Component data from apps and pages
=-=-=-=-=
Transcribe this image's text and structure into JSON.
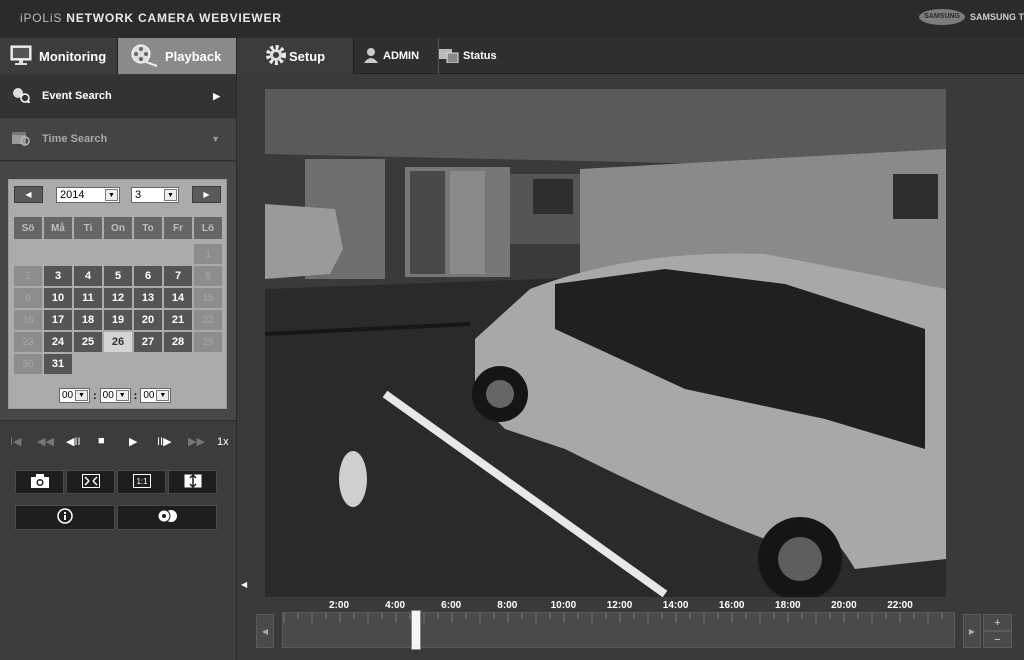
{
  "header": {
    "brand_prefix": "iPOLiS",
    "brand_title": "NETWORK CAMERA WEBVIEWER",
    "vendor_logo": "SAMSUNG",
    "vendor_text": "SAMSUNG TE"
  },
  "nav": {
    "tabs": [
      {
        "label": "Monitoring",
        "icon": "monitor-icon"
      },
      {
        "label": "Playback",
        "icon": "film-reel-icon",
        "active": true
      },
      {
        "label": "Setup",
        "icon": "gear-icon"
      }
    ],
    "user_label": "ADMIN",
    "status_label": "Status"
  },
  "sidebar": {
    "event_search_label": "Event Search",
    "time_search_label": "Time Search"
  },
  "calendar": {
    "year": "2014",
    "month": "3",
    "weekdays": [
      "Sö",
      "Må",
      "Ti",
      "On",
      "To",
      "Fr",
      "Lö"
    ],
    "selected_day": "26",
    "leading_other": [
      "1"
    ],
    "rows": [
      [
        {
          "d": "2",
          "o": true
        },
        {
          "d": "3"
        },
        {
          "d": "4"
        },
        {
          "d": "5"
        },
        {
          "d": "6"
        },
        {
          "d": "7"
        },
        {
          "d": "8",
          "o": true
        }
      ],
      [
        {
          "d": "9",
          "o": true
        },
        {
          "d": "10"
        },
        {
          "d": "11"
        },
        {
          "d": "12"
        },
        {
          "d": "13"
        },
        {
          "d": "14"
        },
        {
          "d": "15",
          "o": true
        }
      ],
      [
        {
          "d": "16",
          "o": true
        },
        {
          "d": "17"
        },
        {
          "d": "18"
        },
        {
          "d": "19"
        },
        {
          "d": "20"
        },
        {
          "d": "21"
        },
        {
          "d": "22",
          "o": true
        }
      ],
      [
        {
          "d": "23",
          "o": true
        },
        {
          "d": "24"
        },
        {
          "d": "25"
        },
        {
          "d": "26",
          "s": true
        },
        {
          "d": "27"
        },
        {
          "d": "28"
        },
        {
          "d": "29",
          "o": true
        }
      ],
      [
        {
          "d": "30",
          "o": true
        },
        {
          "d": "31"
        }
      ]
    ],
    "time": {
      "hour": "00",
      "minute": "00",
      "second": "00"
    }
  },
  "playback": {
    "speed": "1x"
  },
  "timeline": {
    "labels": [
      "2:00",
      "4:00",
      "6:00",
      "8:00",
      "10:00",
      "12:00",
      "14:00",
      "16:00",
      "18:00",
      "20:00",
      "22:00"
    ],
    "zoom_in": "+",
    "zoom_out": "−"
  }
}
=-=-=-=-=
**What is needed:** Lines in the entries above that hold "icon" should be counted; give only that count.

**Problem solution:** 3